Your customer’s bankruptcy can hurt in plenty of other ways. If you sue a customer for payment and get a judgment, the victory can be erased by the bankruptcy rules. If you’re a landlord, you may discover that tenants who file for bankruptcy can easily terminate their leases—and avoid paying a lot of past-due rent, too.

But, if you’re aware of the rules, you can protect yourself. Getting collateral is one of the best protections. Under certain procedures, you can seize and sell that collateral to cover your customer’s debt to you. You can also get a lot of protection with personal guarantees, bonds and letters of credit.

Third, make sure you have financial reserves to survive the downturn.

In good times, you can practically get by on your charm. In bad times, everyone wants cash.

You need plenty of it. Sure, it may seem like it’s pretty easy to borrow money—today. Trouble is, cash gets scarce when a recession hits. So, line up the money now. Take bankers. After the recession hits, they don’t need another sweaty handshake from the conga line of desperate wannabe borrowers. Instead, invest in a relationship with a lender today. Jump through all of the “getting to know you” hoops. Provide info. Sign away your life. Borrow some money. Pay it back. Then, get a line of credit or some other loan that will be your emergency reserve—or part of it—when you’re no longer getting by on a smile.

Fourth, sell too soon.

You may need to sell some or all of your business while you’re still a rising star with plenty more potential. Legendary investor Bernard Baruch famously survived the 1929 stock market crash. When asked how he thrived, he replied, “I always sold too soon.” This lesson is rarely learned your first time around the disaster track. But, taking some chips off the table while you’re still winning—cashing in early—is sometimes the only money you keep. As my dear nana used to say: “Sell while you’re still cocky. It couldn’t hurt.”

Fifth, deploy some savvy business and legal maneuvers.

Here’s a lightning round of examples.

  • Put different businesses in separate entities. This reduces the risk of one loser dragging down a winner.
  • Bargain for termination rights in certain contracts—even if you have to pay a fee—and cap your potential liability in others. Getting out of one bad deal, or at least limiting the damage, can be worth more than ten good deals.
  • Do some due diligence, too. Check out the finances and history of companies before you do business with them. There’s no fun or profit dealing with crazy, lawsuit-happy deadbeats who don’t pay their bills.
  • Build a team of advisors with the skills to help you in a downturn. If you wait till the crisis hits, the “A” team may be working for the competition.

Above all else, you need to change your mindset. It’s not all about the upside. Instead, protect what you’ve built. You can’t succeed if you don’t survive.

In the Great Recession, we were one bailout away from cooking our meals over campfires for a generation. Right now, Europe may be dipping its big toe into a recession. Britain is Brexiting. China is slowing. A lot of trade treaties are still up in the air. Who knows? Here in the U.S., it may be a long while before the next recession—the longer, the better.

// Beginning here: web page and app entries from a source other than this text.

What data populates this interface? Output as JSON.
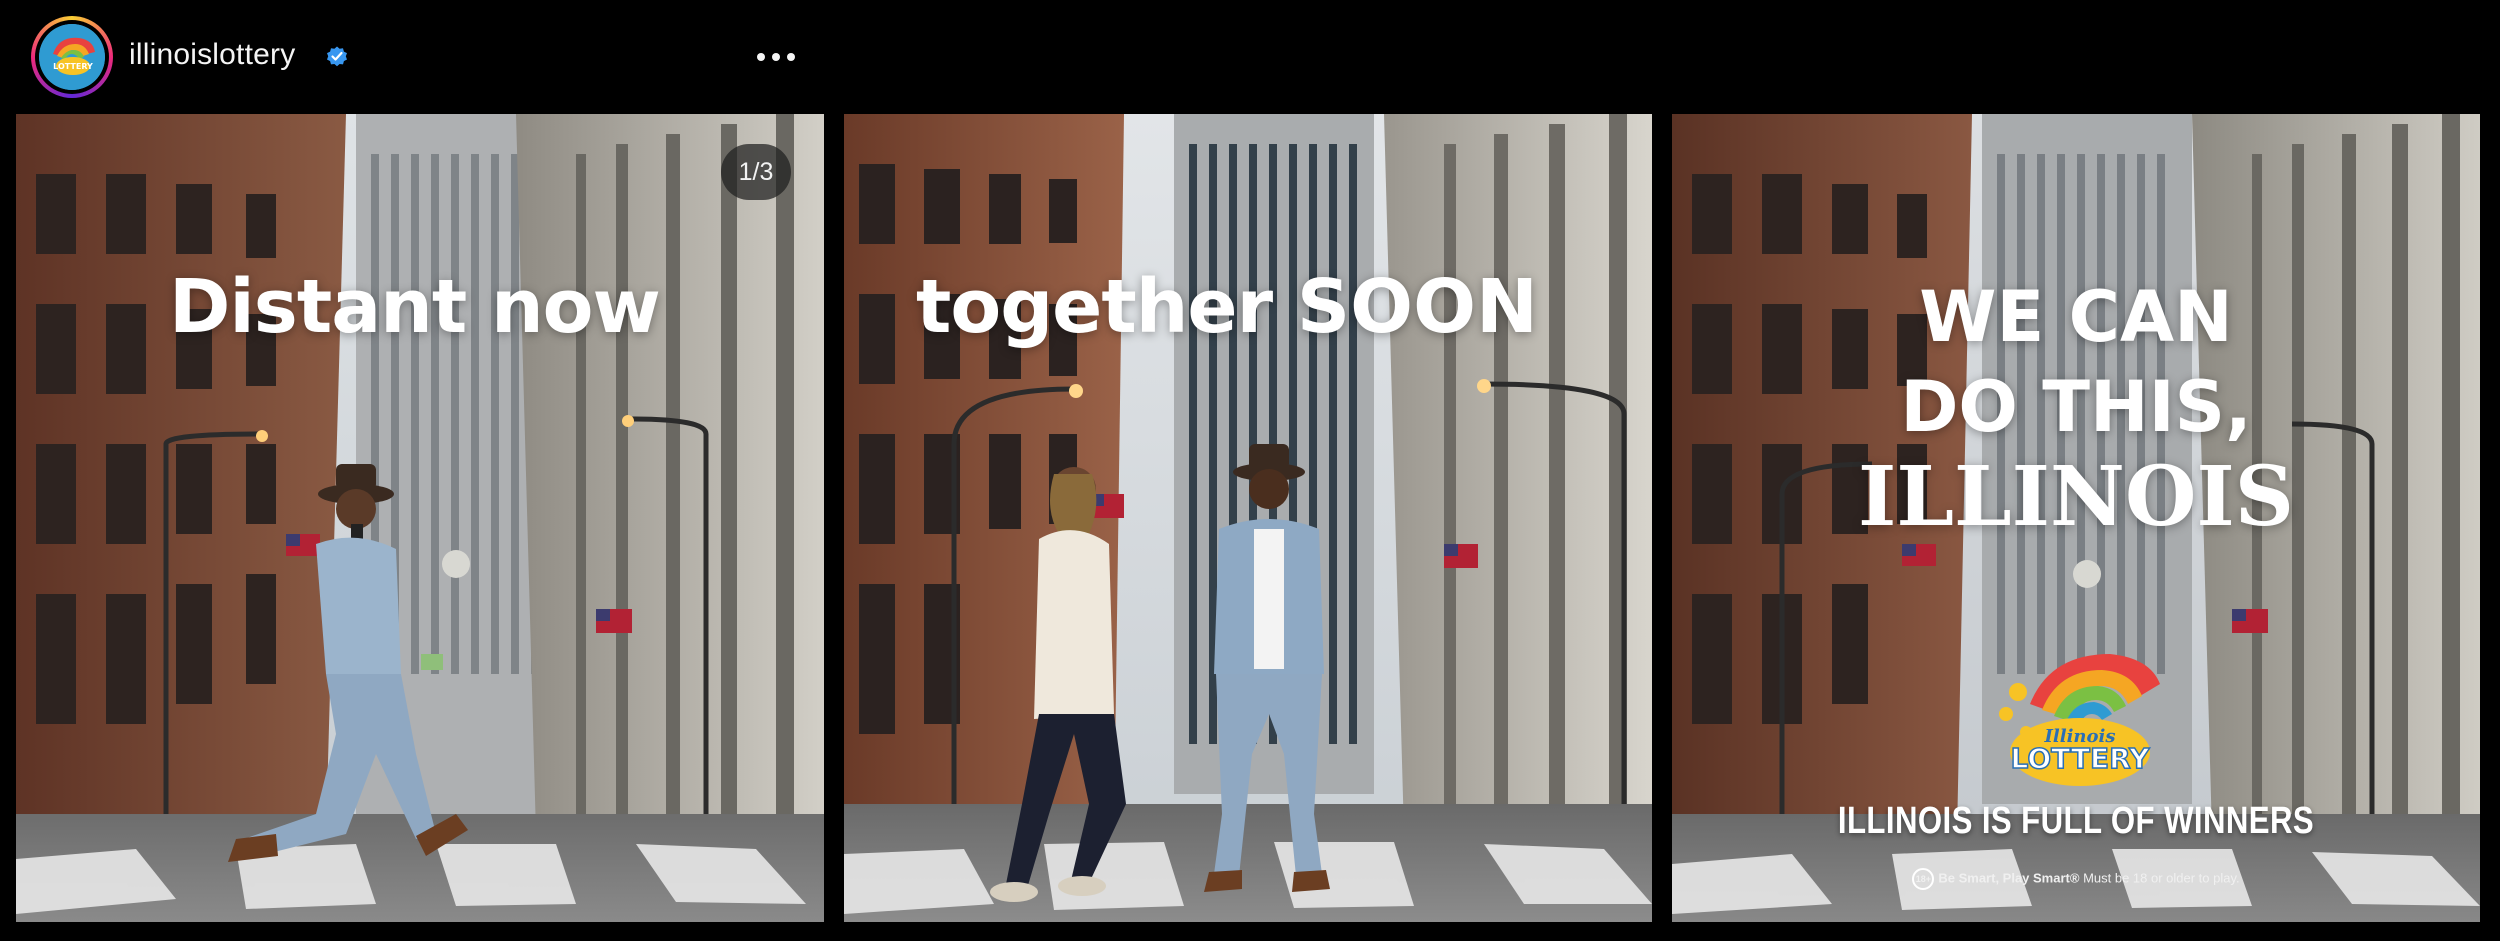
{
  "header": {
    "username": "illinoislottery",
    "verified": true,
    "verified_icon": "verified-badge-icon",
    "more_icon": "more-options-icon",
    "avatar_text": "LOTTERY"
  },
  "carousel": {
    "counter": "1/3",
    "panels": [
      {
        "headline": "Distant now"
      },
      {
        "headline_a": "together ",
        "headline_b": "SOON"
      },
      {
        "headline_lines": [
          "WE CAN",
          "DO THIS,",
          "ILLINOIS"
        ],
        "logo_line1": "Illinois",
        "logo_line2": "LOTTERY",
        "tagline": "ILLINOIS IS FULL OF WINNERS",
        "age_badge": "18+",
        "disclaimer_bold": "Be Smart, Play Smart®",
        "disclaimer": " Must be 18 or older to play."
      }
    ]
  },
  "colors": {
    "background": "#000000",
    "verified_blue": "#3897f0",
    "sky": "#c9d1d8",
    "brick": "#7a4a35",
    "stone": "#b9b6ae"
  }
}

It’ll give you more time to prepare for winter.


Jack Garson

jack garson professional headshot of attorney in bethesda

Jack Garson
(240) 507-1744